The 108 year old passenger steamer ''Alexandra'', billed as the oldest operational ship of its type in Germany, is undergoing boiler replacement this autumn in the wake of repair and maintenance that has been more extensive and costly than originally expected.
The captain of the 36.96m Alexandra, Günter Herrmann, told Maritime Journal the steamship, based in Flensburg on the German border with Denmark, will go to Husum on the other side of Schleswig-Holstein for the work. Herrmann said the new 3m by 3.3m boiler, with a water circulation volume of 13 tons, was being built at the firm of Wulff & Umag in Husum for installation at the Husumer Dock und Reparatur shipyard.
“The new boiler’s dimensions are the same as the old boiler”, he reported. “However the new one is a welded, not a riveted unit and weighs only 20 tons not 23 tons like the old boiler”, he said adding it would withstand 18 bar pressure, against 14.5 Bar for the old one.
The boiler replacement became a necessary requirement in 2013 when just a single rivet out of the old boiler’s 1000 rivets failed a pressure test. Deemed unacceptable on a passenger ship, the Alexandra was laid up and worked on while cash was being raised for a new boiler and restoration by current owners – the volunteer Förderverein Salondampfer Alexandra.
Herrmann told this correspondent the old boiler was being dismantled during the October work. He said it was planned to exhibit it in Flensburg’s Shipping Museum.

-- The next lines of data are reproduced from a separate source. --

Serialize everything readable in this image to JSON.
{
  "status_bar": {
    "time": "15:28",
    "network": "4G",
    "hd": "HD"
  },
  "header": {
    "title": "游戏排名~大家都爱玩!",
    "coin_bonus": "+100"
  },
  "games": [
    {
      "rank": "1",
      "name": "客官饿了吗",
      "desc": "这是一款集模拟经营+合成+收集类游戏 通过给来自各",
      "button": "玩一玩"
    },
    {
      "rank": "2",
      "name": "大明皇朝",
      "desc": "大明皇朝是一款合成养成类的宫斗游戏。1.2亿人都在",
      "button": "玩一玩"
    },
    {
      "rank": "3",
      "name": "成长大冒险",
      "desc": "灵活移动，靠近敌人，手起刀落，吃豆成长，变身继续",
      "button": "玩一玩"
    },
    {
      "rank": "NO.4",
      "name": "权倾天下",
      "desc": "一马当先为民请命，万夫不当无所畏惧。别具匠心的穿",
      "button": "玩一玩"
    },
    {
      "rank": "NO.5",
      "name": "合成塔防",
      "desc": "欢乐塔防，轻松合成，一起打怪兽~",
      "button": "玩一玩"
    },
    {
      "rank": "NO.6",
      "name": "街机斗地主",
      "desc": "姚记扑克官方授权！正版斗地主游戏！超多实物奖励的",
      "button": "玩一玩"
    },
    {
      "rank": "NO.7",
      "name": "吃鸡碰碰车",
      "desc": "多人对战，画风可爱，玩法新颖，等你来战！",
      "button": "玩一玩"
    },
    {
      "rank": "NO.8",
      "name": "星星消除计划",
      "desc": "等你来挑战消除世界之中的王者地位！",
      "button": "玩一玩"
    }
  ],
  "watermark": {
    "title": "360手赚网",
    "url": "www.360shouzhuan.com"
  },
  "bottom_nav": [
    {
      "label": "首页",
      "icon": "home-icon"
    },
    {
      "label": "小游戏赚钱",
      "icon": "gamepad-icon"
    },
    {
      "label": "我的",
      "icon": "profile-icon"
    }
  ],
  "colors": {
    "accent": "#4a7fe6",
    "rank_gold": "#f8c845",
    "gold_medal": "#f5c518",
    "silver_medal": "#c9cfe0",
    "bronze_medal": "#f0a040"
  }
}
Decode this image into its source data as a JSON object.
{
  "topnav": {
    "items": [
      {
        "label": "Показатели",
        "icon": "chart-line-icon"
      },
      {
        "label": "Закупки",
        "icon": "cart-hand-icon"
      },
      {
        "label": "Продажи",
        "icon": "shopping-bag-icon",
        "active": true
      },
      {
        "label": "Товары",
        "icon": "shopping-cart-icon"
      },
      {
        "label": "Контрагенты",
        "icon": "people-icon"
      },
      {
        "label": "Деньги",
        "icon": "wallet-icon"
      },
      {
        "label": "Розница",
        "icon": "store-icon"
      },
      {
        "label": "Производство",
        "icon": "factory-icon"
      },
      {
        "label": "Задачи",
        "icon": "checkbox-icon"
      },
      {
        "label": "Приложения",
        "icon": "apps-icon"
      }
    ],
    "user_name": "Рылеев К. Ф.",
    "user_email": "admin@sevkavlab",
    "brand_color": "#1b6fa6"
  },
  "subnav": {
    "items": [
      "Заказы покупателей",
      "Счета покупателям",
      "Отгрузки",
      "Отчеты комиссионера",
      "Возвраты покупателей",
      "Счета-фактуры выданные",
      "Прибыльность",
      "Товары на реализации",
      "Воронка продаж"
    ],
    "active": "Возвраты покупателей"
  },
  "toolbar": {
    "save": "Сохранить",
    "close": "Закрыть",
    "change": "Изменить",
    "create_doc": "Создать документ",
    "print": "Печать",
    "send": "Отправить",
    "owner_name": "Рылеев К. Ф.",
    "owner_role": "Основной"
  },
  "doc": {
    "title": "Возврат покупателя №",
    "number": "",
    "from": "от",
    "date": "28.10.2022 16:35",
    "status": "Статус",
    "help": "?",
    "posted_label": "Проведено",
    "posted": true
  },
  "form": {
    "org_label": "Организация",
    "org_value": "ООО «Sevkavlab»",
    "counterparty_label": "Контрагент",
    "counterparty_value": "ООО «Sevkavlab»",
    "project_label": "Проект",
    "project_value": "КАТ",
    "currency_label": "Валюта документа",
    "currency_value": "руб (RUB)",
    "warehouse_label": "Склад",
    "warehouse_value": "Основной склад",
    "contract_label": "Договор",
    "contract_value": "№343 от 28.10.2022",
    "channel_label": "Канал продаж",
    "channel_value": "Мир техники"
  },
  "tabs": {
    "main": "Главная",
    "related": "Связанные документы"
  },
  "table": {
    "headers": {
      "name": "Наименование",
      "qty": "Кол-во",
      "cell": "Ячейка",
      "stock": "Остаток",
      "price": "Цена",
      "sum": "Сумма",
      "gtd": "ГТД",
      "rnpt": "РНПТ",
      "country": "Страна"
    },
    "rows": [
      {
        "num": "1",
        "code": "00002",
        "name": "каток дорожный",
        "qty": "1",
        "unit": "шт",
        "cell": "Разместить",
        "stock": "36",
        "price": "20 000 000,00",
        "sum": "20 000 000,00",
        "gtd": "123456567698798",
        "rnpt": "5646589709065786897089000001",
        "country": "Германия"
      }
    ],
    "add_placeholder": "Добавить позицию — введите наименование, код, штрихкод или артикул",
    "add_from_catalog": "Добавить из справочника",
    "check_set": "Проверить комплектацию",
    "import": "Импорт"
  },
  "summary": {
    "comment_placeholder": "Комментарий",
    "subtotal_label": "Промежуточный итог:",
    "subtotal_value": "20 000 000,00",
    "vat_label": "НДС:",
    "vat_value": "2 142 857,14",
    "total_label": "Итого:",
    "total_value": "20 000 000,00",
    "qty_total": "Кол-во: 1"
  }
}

Alexandra, 7.17m wide and drawing 3m, was completed in 1908 at the Janssen & Schmilinski Shipyard in Hamburg. It is driven by its original two-cylinder compound steam engine of 420hp (309kW) providing 12 knots. Launched by German Princess Alexandra Victoria for local steamship service, it was an outpost patrol boat in WW1 and also saw service in WW2. It was mustered out in 1975 and later taken over by steamship enthusiasts.
Manned by a technical crew of seven and six catering staff, Alexandra only returned to Flensburg a few months ago after two months of repairs in Kiel that lasted longer and is proving far more complicated and expensive than first thought. It is reportedly costing the veteran steamship’s owners some €85,000 more than the €680,000 budgeted for.
Alexandra first docked at the small Gebrüder Friedrich Schiffswerft in Kiel and then later moved to bigger leased dock facilities at neighbouring Lindenau Schiffswerft for hull work. Initial sounding tests determined that far fewer plates than thought needed replacing. Later however it was discovered that metal bottom cross support members were nearly rusted away and that to restore hull stability they needed replacing over a substantial section of the hull – reportedly 42 m2.
By Tom Todd